# Task item:
Work out how many lines in the data that follows contain "value". Write nothing but the number.

# Data for this task:
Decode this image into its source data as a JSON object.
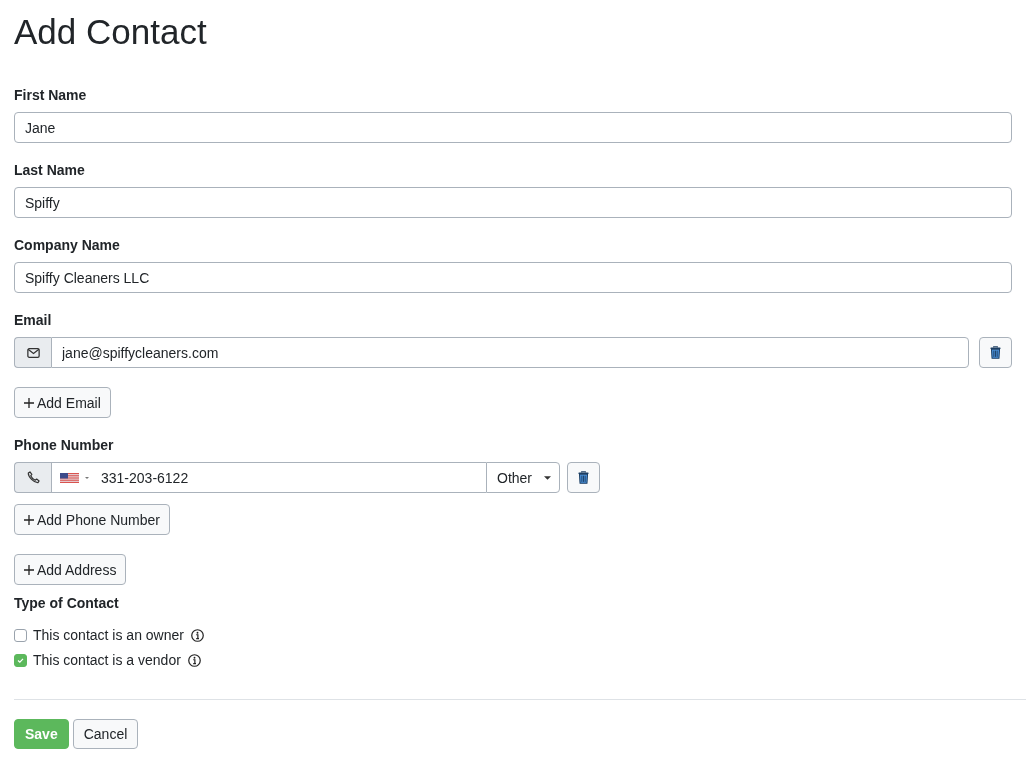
{
  "title": "Add Contact",
  "fields": [
    {
      "label": "First Name",
      "value": "Jane"
    },
    {
      "label": "Last Name",
      "value": "Spiffy"
    },
    {
      "label": "Company Name",
      "value": "Spiffy Cleaners LLC"
    }
  ],
  "email": {
    "label": "Email",
    "entries": [
      {
        "value": "jane@spiffycleaners.com"
      }
    ],
    "add_button": "Add Email"
  },
  "phone": {
    "label": "Phone Number",
    "entries": [
      {
        "number": "331-203-6122",
        "type": "Other"
      }
    ],
    "add_button": "Add Phone Number"
  },
  "add_address_button": "Add Address",
  "contact_type": {
    "label": "Type of Contact",
    "options": [
      {
        "label": "This contact is an owner",
        "checked": false
      },
      {
        "label": "This contact is a vendor",
        "checked": true
      }
    ]
  },
  "actions": [
    {
      "label": "Save",
      "kind": "primary"
    },
    {
      "label": "Cancel",
      "kind": "secondary"
    }
  ]
}
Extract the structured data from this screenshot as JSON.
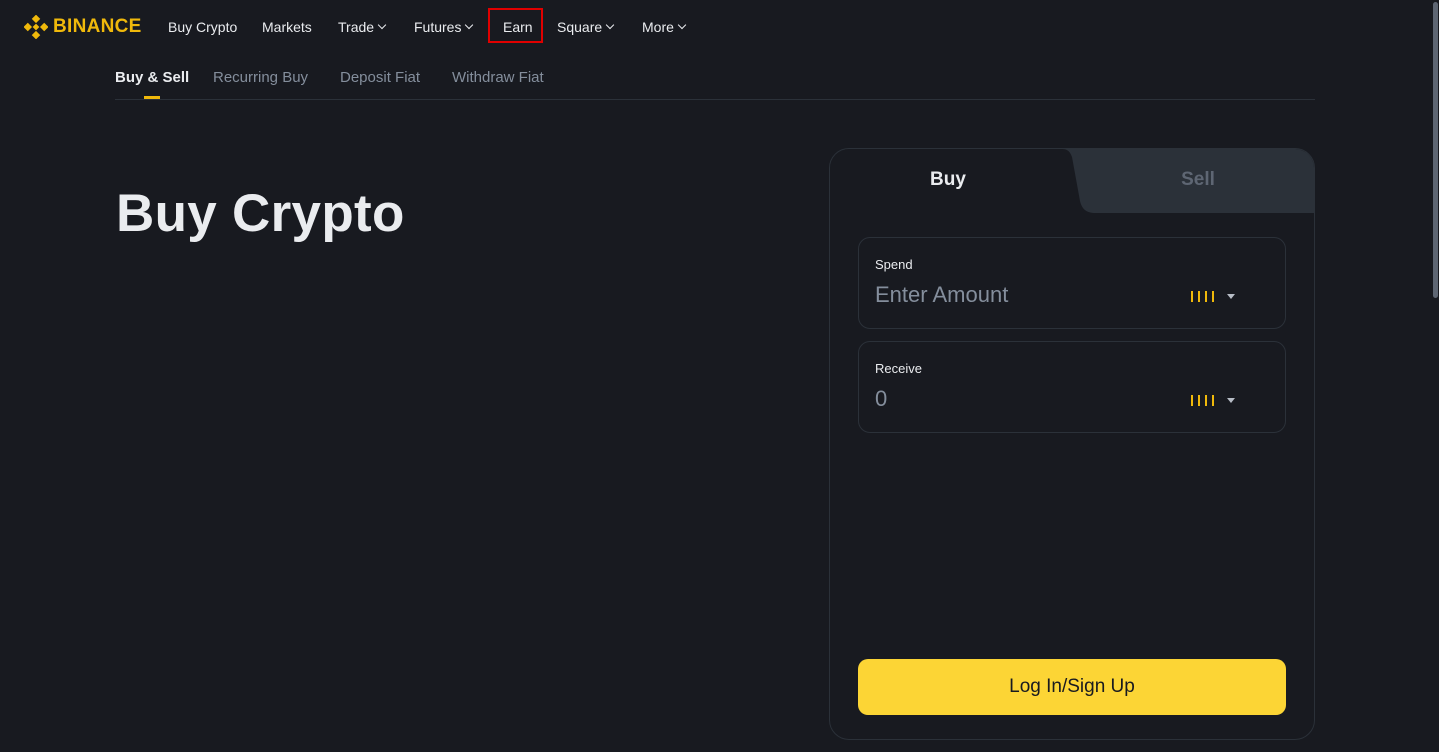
{
  "brand": {
    "name": "BINANCE",
    "color": "#f0b90b"
  },
  "nav": {
    "items": [
      {
        "label": "Buy Crypto",
        "dropdown": false
      },
      {
        "label": "Markets",
        "dropdown": false
      },
      {
        "label": "Trade",
        "dropdown": true
      },
      {
        "label": "Futures",
        "dropdown": true
      },
      {
        "label": "Earn",
        "dropdown": false,
        "highlighted": true
      },
      {
        "label": "Square",
        "dropdown": true
      },
      {
        "label": "More",
        "dropdown": true
      }
    ]
  },
  "subnav": {
    "tabs": [
      {
        "label": "Buy & Sell",
        "active": true
      },
      {
        "label": "Recurring Buy",
        "active": false
      },
      {
        "label": "Deposit Fiat",
        "active": false
      },
      {
        "label": "Withdraw Fiat",
        "active": false
      }
    ]
  },
  "main": {
    "title": "Buy Crypto"
  },
  "card": {
    "tabs": [
      {
        "label": "Buy",
        "active": true
      },
      {
        "label": "Sell",
        "active": false
      }
    ],
    "spend": {
      "label": "Spend",
      "placeholder": "Enter Amount",
      "value": "",
      "currency_icon": "loading-currency-icon"
    },
    "receive": {
      "label": "Receive",
      "value": "0",
      "currency_icon": "loading-currency-icon"
    },
    "login_label": "Log In/Sign Up",
    "accent": "#fcd535"
  }
}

# Written solution:
6